> **What you should do**:
Below is a block of records. Copy every line in it that contains the word "label".

> **Dataset records**:
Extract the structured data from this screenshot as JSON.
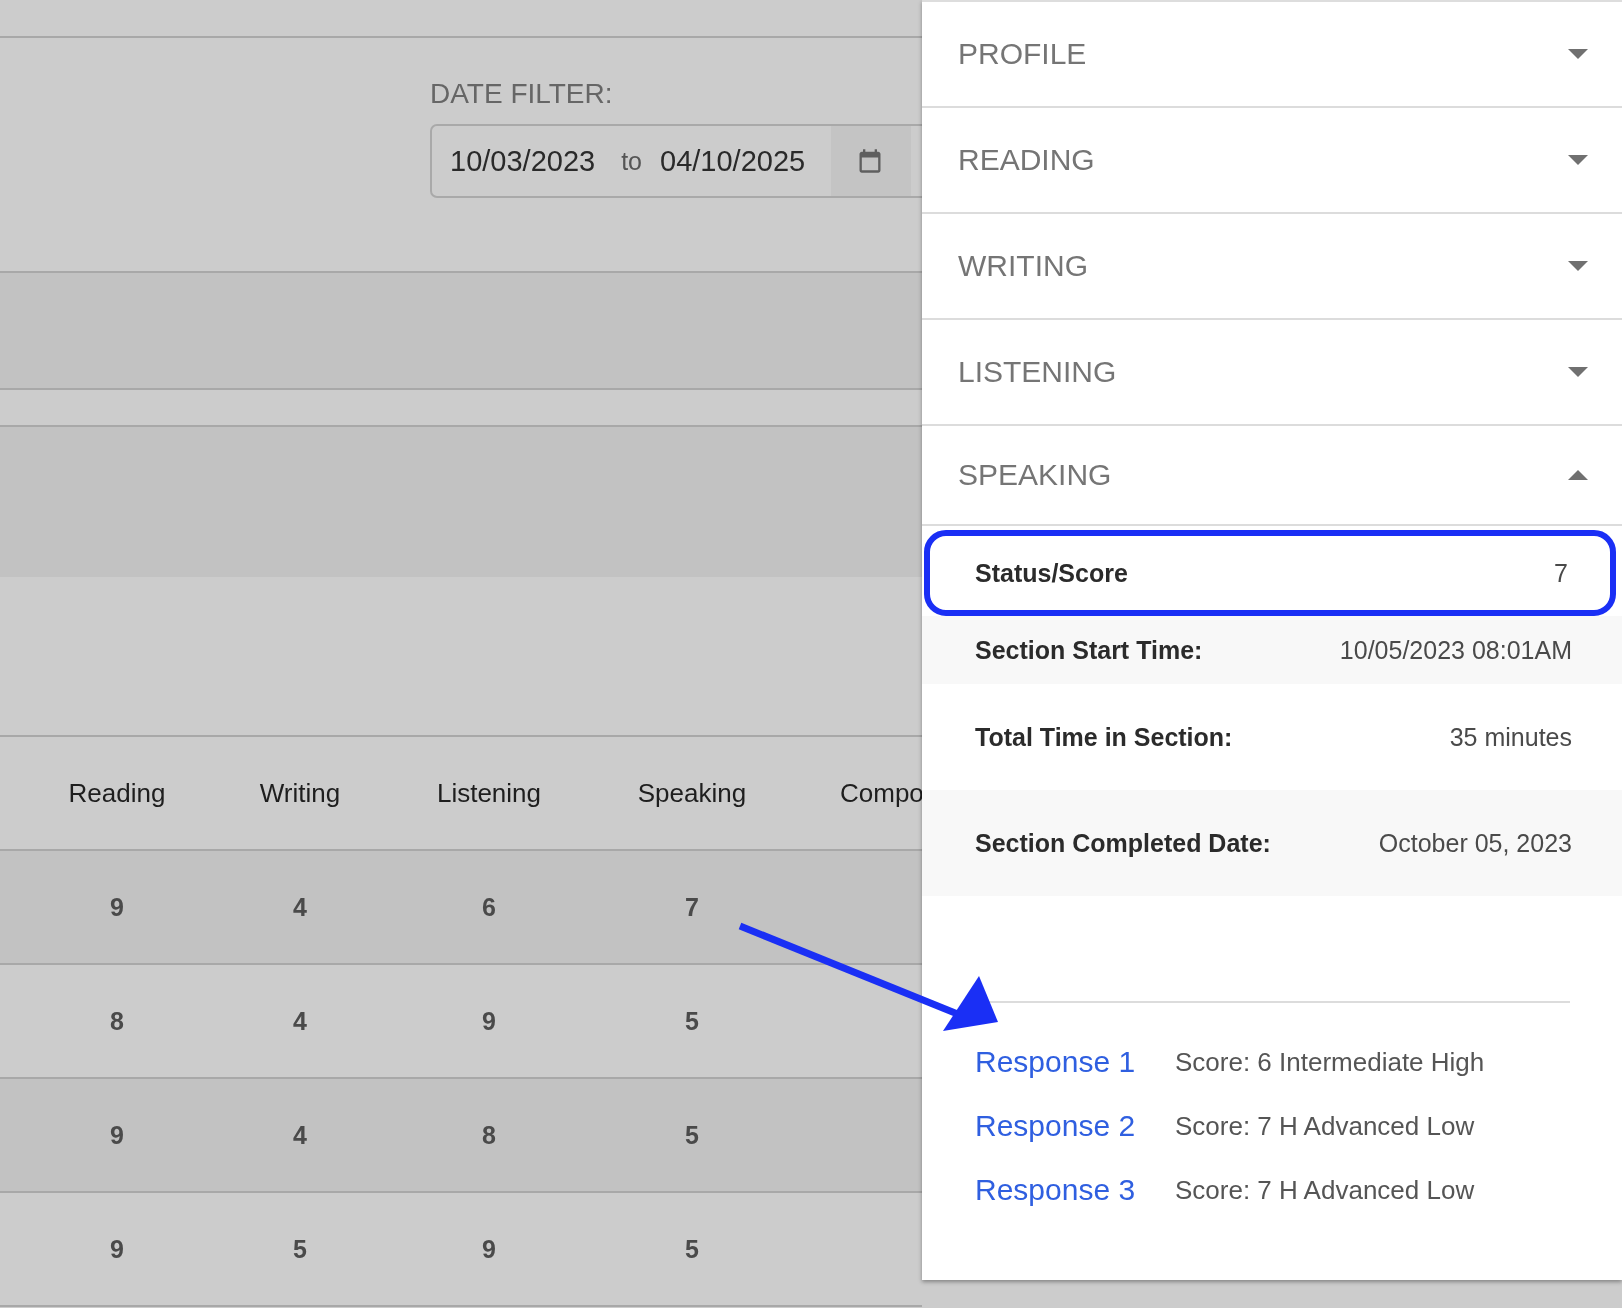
{
  "date_filter": {
    "label": "DATE FILTER:",
    "start": "10/03/2023",
    "separator": "to",
    "end": "04/10/2025"
  },
  "table": {
    "columns": [
      "Reading",
      "Writing",
      "Listening",
      "Speaking",
      "Compo"
    ],
    "rows": [
      [
        "9",
        "4",
        "6",
        "7"
      ],
      [
        "8",
        "4",
        "9",
        "5"
      ],
      [
        "9",
        "4",
        "8",
        "5"
      ],
      [
        "9",
        "5",
        "9",
        "5"
      ]
    ]
  },
  "panel": {
    "sections": [
      {
        "title": "PROFILE",
        "expanded": false
      },
      {
        "title": "READING",
        "expanded": false
      },
      {
        "title": "WRITING",
        "expanded": false
      },
      {
        "title": "LISTENING",
        "expanded": false
      },
      {
        "title": "SPEAKING",
        "expanded": true
      }
    ],
    "details": [
      {
        "label": "Status/Score",
        "value": "7",
        "highlighted": true
      },
      {
        "label": "Section Start Time:",
        "value": "10/05/2023 08:01AM",
        "highlighted": false
      },
      {
        "label": "Total Time in Section:",
        "value": "35 minutes",
        "highlighted": false
      },
      {
        "label": "Section Completed Date:",
        "value": "October 05, 2023",
        "highlighted": false
      }
    ],
    "responses": [
      {
        "link": "Response 1",
        "score": "Score: 6 Intermediate High"
      },
      {
        "link": "Response 2",
        "score": "Score: 7 H Advanced Low"
      },
      {
        "link": "Response 3",
        "score": "Score: 7 H Advanced Low"
      }
    ]
  }
}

> **Solved exercise**:
    "label": "DATE FILTER:",
        "label": "Status/Score",
        "label": "Section Start Time:",
        "label": "Total Time in Section:",
        "label": "Section Completed Date:",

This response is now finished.